Minimising health and safety risks for welders – a guide

Filed in : Industrial Safety

Welding and cutting operations present a huge number of hazards. These apply not only to the welder, but also to any other personnel present in the vicinity of the welding. Some hazards are specific to welding, others are more general. It is extremely important to assess all the hazards present and put adequate measures in place to minimise risk to those present in the workshop.

Both the employer and employee have responsibility to be aware of the dangers present via a health and safety assessment and to put in place/adhere to the necessary precautions.

Personal Protective Equipment (PPE) should not be used solely as the primary method of reducing hazards, but should by no means be side tracked. Furthermore, welding screens and curtains, welding blankets and general welding safety equipment should be appropriately used.

The hazards

These are some of the most common hazards present in a welding environment.

Electrical

This is one of the most serious hazards present in a welding environment. Live electronic components present a huge risk of shock. The welding equipment should be installed by qualified personnel and tested to ensure that it is properly earthed. Appropriate PPE will help prevent the welder from electric shock.

Gases

Several gases are used in welding and cutting including fuel gases, inert gases and cryogenic gases, some of which are highly flammable. Cryogenic gases can cause severe tissue damage to the body. Gas regulators should only be fitted to cylinders using the correct tools.

Heat and fire

A lot of heat is produced from many different sources in a welding environment. To minimise the risk of burns, take these precautions:

· Assume that all welding objects are hot

· Move the work piece to a safe location

· Remove combustible materials from the area and cover combustible materials with appropriate welding safety equipment such as a welding blanket

· Use welding covers to prevent spatter passing through any openings in the area

· Keep appropriate fire fighting equipment nearby

· Wear PPE

Ultraviolet light

Eye injury causes approximately one-quarter of all welding injuries and many of these cases are caused by exposure of the eye to ultraviolet light. Damage from ultraviolet light can happen quickly, causing arc eye or arc flash, a very painful injury that causes eye swelling and pain.

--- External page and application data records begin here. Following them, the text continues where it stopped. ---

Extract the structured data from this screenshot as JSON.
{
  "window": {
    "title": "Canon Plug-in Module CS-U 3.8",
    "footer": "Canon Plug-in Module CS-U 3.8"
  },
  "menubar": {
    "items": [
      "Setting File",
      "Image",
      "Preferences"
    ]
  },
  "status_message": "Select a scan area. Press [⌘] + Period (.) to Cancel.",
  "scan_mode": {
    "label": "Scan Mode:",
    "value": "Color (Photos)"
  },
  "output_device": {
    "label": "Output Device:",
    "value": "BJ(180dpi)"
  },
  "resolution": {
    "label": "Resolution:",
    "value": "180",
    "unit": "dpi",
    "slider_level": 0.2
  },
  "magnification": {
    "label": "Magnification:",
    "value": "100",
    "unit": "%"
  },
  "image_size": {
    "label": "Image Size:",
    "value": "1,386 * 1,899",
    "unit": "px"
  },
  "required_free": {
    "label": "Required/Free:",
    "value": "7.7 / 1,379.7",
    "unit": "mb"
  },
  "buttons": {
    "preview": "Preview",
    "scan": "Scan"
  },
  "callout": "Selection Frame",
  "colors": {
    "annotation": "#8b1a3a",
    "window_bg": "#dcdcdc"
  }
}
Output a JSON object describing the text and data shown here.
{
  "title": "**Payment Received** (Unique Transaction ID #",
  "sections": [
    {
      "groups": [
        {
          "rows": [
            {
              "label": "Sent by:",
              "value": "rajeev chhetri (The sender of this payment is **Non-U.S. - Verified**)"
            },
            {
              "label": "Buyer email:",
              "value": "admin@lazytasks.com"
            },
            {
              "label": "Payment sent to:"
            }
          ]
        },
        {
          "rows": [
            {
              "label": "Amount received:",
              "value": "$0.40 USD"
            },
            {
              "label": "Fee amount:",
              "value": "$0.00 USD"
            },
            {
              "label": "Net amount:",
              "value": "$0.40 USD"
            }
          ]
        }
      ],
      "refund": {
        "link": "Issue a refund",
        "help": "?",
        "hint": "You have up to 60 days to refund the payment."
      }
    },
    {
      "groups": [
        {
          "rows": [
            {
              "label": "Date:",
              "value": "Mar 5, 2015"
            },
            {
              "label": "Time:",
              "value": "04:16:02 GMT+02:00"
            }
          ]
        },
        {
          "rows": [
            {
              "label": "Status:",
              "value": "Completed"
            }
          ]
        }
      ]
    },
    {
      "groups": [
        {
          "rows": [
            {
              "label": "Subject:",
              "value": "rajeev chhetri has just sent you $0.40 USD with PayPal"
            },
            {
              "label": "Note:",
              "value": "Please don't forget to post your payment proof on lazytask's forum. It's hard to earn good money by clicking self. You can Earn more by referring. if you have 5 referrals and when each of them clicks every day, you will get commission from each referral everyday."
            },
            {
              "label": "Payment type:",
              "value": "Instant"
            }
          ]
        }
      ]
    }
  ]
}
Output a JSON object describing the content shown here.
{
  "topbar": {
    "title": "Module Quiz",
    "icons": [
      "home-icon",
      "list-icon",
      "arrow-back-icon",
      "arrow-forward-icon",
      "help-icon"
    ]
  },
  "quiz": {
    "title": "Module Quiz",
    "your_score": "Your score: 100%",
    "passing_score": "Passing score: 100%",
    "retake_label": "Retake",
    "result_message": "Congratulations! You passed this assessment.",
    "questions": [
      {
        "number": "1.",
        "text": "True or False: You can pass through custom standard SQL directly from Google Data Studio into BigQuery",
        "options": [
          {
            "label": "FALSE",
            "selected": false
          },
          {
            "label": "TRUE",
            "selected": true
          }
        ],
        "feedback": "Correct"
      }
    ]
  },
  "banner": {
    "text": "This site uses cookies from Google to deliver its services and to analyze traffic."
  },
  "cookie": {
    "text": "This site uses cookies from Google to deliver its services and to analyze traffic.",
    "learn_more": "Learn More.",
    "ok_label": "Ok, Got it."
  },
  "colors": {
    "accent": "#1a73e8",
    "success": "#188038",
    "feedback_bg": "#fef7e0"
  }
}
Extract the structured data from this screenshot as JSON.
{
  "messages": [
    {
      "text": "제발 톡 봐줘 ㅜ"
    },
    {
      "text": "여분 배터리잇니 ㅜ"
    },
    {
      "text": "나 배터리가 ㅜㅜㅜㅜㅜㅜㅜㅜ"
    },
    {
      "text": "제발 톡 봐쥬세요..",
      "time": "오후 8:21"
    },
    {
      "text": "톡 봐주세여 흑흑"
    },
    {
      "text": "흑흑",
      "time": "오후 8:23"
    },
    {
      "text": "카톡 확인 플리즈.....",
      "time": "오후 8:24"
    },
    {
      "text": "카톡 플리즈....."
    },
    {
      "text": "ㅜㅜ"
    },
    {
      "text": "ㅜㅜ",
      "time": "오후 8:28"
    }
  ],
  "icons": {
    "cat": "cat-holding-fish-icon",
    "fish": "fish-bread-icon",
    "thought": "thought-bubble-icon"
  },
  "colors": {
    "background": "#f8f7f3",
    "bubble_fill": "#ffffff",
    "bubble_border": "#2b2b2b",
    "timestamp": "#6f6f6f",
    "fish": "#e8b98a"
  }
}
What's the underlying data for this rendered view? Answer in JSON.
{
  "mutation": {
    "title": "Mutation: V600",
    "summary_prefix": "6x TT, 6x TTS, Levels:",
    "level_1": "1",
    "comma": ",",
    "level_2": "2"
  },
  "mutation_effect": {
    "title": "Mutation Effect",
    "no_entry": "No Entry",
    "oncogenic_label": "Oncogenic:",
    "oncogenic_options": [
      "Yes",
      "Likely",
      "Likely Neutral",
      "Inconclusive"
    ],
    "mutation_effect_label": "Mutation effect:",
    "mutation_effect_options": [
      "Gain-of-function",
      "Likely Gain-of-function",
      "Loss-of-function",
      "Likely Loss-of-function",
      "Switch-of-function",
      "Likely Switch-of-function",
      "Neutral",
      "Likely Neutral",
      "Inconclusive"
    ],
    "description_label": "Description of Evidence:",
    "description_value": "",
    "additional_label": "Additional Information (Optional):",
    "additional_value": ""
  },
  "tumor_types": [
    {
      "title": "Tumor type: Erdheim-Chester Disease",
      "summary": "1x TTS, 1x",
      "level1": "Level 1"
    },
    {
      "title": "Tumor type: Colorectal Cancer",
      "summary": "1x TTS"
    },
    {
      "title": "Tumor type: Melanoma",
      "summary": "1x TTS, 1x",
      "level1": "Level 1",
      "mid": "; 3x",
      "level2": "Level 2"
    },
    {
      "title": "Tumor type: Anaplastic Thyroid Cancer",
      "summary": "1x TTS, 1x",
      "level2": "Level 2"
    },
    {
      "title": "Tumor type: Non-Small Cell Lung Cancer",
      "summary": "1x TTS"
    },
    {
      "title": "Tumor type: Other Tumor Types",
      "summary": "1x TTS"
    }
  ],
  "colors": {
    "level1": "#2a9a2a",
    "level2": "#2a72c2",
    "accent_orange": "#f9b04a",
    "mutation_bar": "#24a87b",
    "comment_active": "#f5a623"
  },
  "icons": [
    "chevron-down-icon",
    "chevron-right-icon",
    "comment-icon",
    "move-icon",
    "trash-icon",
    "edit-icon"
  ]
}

Some injury caused by ultraviolet light are permanent and non-reversible. The welder must wear the appropriate eye protection for the type of welding and visual needs of the task. Also, ensure that adequate welding safety equipment is used, such as welding screens and curtains are used to protect the eyes of those in the vicinity.

Noise

Welding processes generate noise, some more than others. It is often difficult to reduce noise in welding environments but the appropriate use of welding safety equipment such as welding screens and curtains which have a level of acoustic reduction.

Safety First Manufacturing supply a wide range of PPE and Welding Safety Equipment.

Sharon Shaw is the Marketing Manager at Safety First Manufacturing.